**Information**
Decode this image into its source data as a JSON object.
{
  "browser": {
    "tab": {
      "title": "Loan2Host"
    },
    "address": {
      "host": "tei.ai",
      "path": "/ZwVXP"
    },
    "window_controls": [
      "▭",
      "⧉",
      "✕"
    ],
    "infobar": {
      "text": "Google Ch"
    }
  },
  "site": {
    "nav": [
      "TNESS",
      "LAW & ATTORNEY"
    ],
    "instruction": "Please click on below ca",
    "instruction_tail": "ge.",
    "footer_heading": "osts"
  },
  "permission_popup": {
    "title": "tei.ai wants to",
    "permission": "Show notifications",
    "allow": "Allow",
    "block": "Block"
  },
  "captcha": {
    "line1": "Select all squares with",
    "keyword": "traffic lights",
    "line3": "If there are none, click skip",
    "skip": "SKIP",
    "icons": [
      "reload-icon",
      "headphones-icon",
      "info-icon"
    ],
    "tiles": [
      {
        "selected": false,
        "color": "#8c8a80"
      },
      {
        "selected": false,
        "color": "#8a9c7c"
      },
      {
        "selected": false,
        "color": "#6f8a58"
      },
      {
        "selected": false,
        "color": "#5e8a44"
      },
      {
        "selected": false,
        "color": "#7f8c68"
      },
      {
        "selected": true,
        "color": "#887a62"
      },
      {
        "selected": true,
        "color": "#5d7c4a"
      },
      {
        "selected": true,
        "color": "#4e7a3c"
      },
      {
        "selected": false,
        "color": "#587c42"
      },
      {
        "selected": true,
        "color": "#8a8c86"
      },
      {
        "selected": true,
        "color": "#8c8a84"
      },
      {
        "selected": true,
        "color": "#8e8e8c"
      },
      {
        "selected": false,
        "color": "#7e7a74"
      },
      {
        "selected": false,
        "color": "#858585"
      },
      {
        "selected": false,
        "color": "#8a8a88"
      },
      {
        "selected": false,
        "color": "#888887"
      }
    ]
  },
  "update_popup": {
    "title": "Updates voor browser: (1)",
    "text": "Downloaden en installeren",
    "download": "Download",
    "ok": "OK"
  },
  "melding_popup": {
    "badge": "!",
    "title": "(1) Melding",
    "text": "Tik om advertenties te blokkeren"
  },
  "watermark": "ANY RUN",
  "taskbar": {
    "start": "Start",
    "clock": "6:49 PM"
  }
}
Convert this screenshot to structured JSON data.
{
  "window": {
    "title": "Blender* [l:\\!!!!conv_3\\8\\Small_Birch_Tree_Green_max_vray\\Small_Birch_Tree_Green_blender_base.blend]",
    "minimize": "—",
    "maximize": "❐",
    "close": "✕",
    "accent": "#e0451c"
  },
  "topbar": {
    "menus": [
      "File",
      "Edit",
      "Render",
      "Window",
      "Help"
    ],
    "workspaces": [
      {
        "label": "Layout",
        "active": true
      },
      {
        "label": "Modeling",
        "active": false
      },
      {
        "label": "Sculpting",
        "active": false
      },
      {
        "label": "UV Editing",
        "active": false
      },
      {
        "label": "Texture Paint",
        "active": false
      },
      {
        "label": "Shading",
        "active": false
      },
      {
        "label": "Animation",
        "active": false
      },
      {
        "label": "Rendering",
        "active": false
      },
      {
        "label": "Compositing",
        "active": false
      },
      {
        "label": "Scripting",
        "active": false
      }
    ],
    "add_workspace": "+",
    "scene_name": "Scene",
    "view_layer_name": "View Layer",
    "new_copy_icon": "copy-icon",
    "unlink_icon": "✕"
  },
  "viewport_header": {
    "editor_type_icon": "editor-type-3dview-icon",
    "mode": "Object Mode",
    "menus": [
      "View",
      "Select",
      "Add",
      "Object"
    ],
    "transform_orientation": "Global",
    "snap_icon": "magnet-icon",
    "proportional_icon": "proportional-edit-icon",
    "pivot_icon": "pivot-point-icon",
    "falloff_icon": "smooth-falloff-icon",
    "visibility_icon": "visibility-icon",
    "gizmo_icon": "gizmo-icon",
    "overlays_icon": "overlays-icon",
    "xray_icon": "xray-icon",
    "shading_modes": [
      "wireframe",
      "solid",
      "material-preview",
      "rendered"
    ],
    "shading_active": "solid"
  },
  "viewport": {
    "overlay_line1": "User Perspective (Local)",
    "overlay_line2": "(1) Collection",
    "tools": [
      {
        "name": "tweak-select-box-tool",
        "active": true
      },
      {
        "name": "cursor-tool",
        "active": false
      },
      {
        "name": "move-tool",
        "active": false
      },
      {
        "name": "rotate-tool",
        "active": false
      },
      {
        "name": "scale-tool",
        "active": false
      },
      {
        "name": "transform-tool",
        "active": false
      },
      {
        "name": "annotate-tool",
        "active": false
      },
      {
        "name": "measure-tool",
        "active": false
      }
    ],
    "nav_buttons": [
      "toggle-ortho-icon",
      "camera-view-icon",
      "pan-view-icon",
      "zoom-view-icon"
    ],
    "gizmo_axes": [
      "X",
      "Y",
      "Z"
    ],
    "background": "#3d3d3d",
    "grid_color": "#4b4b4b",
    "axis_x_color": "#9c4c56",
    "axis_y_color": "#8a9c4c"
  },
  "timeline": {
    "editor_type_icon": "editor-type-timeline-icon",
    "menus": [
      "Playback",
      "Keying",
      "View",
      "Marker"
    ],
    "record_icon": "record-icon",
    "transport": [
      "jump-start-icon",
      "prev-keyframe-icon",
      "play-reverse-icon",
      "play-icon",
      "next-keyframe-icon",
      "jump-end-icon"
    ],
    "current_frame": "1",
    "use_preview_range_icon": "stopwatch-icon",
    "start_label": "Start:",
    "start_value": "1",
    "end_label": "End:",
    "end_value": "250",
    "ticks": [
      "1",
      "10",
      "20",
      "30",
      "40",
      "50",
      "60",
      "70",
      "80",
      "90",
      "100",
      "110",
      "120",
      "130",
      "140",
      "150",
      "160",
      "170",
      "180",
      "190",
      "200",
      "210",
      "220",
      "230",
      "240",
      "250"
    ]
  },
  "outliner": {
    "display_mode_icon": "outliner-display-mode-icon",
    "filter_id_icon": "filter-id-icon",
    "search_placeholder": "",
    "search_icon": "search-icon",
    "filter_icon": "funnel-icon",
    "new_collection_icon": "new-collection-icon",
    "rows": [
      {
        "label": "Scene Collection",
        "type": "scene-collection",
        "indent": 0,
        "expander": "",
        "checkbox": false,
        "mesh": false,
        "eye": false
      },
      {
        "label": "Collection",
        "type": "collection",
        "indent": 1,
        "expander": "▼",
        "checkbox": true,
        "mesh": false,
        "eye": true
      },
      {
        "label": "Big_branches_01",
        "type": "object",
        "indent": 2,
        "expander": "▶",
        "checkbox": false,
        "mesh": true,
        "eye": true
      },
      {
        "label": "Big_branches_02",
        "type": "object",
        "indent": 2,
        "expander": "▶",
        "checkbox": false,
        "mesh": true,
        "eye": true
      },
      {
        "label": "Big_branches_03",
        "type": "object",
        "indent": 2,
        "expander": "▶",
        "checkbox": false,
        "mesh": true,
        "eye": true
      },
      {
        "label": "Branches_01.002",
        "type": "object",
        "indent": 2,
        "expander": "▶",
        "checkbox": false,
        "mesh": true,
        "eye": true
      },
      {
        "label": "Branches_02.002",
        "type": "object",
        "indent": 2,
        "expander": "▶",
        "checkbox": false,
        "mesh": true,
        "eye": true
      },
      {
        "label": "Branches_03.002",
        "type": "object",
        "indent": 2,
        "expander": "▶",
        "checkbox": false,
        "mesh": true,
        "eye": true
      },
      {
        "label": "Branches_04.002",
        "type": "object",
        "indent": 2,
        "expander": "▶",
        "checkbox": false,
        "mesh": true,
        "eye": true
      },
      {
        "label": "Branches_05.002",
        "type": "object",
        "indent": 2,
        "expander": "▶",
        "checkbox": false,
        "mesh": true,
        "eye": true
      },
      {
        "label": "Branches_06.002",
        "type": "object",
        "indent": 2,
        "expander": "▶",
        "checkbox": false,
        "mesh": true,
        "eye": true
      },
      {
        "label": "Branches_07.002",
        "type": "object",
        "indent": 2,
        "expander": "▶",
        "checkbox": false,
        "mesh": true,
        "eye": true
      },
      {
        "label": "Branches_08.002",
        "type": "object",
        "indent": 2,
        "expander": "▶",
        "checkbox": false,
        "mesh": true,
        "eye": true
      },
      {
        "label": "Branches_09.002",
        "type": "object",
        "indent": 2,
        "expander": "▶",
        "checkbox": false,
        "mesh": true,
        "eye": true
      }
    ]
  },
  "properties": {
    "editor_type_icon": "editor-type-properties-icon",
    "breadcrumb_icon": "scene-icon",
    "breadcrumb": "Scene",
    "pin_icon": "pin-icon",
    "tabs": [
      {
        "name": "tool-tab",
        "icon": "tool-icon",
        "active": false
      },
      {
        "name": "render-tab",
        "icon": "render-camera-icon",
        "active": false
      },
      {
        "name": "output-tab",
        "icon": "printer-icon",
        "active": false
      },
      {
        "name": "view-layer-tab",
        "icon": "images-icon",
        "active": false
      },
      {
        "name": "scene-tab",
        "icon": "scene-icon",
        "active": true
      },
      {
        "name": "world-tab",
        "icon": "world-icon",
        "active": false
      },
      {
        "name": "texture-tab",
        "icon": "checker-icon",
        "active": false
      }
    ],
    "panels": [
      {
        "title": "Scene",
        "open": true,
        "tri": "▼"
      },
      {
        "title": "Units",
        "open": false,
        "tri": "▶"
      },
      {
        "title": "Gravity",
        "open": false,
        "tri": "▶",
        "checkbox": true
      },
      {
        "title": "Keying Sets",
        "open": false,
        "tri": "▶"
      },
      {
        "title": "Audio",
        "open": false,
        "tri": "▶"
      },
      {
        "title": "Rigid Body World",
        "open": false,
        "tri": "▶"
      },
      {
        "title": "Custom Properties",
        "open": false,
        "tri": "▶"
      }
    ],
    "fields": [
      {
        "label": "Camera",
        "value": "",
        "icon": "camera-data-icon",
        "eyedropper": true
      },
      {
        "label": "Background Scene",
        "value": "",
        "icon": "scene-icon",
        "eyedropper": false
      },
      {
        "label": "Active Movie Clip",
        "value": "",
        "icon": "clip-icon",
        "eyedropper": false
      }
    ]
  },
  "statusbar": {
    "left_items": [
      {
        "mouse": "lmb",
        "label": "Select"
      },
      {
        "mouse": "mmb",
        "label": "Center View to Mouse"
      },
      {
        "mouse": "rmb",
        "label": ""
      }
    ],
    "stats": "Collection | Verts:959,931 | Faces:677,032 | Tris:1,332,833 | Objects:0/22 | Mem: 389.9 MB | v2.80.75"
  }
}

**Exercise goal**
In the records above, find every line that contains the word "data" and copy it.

**The completed task**
Decode this image into its source data as a JSON object.
Convert this screenshot to structured JSON data.
        "icon": "camera-data-icon",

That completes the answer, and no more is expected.